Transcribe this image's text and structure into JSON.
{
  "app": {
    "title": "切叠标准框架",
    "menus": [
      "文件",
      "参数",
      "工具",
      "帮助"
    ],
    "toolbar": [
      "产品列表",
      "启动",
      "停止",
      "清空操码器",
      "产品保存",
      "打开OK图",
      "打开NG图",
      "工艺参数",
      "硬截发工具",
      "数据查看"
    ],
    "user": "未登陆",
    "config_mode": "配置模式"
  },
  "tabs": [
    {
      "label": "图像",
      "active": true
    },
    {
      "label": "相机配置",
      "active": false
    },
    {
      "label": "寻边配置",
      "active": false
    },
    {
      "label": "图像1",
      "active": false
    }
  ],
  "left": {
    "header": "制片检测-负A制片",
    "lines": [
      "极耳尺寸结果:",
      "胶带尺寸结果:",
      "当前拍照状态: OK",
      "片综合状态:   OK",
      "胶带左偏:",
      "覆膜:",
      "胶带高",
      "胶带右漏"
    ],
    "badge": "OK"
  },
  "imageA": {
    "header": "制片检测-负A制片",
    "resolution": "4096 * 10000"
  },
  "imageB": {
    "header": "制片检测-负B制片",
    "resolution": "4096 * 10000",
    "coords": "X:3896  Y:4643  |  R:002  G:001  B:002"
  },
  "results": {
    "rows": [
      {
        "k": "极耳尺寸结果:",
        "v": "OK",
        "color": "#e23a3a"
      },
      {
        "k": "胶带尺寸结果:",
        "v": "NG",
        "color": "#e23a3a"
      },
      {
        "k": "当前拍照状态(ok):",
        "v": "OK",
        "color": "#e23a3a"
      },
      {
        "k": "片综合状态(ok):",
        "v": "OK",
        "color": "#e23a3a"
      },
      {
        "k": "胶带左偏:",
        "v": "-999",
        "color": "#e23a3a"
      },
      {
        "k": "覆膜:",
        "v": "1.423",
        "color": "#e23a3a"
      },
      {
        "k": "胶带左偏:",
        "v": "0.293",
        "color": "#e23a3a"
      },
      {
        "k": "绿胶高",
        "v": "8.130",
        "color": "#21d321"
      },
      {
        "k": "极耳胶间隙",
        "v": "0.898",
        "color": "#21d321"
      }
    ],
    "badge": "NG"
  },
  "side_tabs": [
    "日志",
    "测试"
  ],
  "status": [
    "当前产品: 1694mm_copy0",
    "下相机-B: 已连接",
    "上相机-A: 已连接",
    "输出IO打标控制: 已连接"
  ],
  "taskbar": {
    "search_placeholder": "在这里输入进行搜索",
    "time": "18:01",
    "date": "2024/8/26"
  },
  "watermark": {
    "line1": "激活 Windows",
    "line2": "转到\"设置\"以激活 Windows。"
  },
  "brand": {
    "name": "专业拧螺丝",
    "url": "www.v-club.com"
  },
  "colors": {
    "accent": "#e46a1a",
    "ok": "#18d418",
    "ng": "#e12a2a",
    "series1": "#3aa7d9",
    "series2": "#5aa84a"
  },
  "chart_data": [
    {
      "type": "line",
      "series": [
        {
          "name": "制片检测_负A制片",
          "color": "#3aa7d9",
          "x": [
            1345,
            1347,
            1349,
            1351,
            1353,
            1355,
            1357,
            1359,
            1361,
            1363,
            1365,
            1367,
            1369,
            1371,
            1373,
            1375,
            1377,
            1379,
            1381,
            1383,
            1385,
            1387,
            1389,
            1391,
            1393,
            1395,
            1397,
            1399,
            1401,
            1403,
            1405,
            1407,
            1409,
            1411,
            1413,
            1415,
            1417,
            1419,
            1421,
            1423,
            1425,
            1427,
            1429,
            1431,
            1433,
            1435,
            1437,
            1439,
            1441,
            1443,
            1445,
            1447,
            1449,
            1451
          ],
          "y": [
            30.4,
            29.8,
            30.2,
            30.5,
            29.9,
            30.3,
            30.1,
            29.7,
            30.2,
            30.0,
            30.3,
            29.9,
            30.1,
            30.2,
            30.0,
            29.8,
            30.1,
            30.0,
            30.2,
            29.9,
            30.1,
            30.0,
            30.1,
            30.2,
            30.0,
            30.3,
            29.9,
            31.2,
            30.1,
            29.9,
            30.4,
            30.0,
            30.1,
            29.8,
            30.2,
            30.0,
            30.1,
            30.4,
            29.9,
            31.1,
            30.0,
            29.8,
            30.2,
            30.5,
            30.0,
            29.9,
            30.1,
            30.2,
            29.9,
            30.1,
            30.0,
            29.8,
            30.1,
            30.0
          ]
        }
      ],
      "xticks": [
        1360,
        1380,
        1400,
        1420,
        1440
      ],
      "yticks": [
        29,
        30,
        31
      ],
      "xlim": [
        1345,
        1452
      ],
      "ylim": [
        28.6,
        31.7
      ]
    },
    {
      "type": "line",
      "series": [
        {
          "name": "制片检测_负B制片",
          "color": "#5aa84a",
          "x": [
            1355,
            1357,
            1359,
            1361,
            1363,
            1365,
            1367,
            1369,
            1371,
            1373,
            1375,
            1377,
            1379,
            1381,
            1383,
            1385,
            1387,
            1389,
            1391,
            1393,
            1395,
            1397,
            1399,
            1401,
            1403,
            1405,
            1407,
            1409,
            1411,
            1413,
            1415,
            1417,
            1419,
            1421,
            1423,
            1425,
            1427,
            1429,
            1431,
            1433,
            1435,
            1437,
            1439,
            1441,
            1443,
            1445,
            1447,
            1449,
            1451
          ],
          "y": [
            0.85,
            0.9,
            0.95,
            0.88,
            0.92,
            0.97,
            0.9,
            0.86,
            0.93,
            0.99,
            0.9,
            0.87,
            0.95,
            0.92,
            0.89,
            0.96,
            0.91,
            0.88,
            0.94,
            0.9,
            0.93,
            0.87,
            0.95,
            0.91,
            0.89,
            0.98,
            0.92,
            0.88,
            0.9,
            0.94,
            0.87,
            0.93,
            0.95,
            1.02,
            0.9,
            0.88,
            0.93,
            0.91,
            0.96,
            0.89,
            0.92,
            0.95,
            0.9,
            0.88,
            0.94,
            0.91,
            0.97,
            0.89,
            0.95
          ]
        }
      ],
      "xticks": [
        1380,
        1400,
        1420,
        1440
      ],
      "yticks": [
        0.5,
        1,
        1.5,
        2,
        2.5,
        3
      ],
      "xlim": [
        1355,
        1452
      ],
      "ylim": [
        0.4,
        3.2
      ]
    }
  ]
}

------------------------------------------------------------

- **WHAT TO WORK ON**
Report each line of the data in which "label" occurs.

- **EXERCISE ANSWER**
      "label": "图像",
      "label": "相机配置",
      "label": "寻边配置",
      "label": "图像1",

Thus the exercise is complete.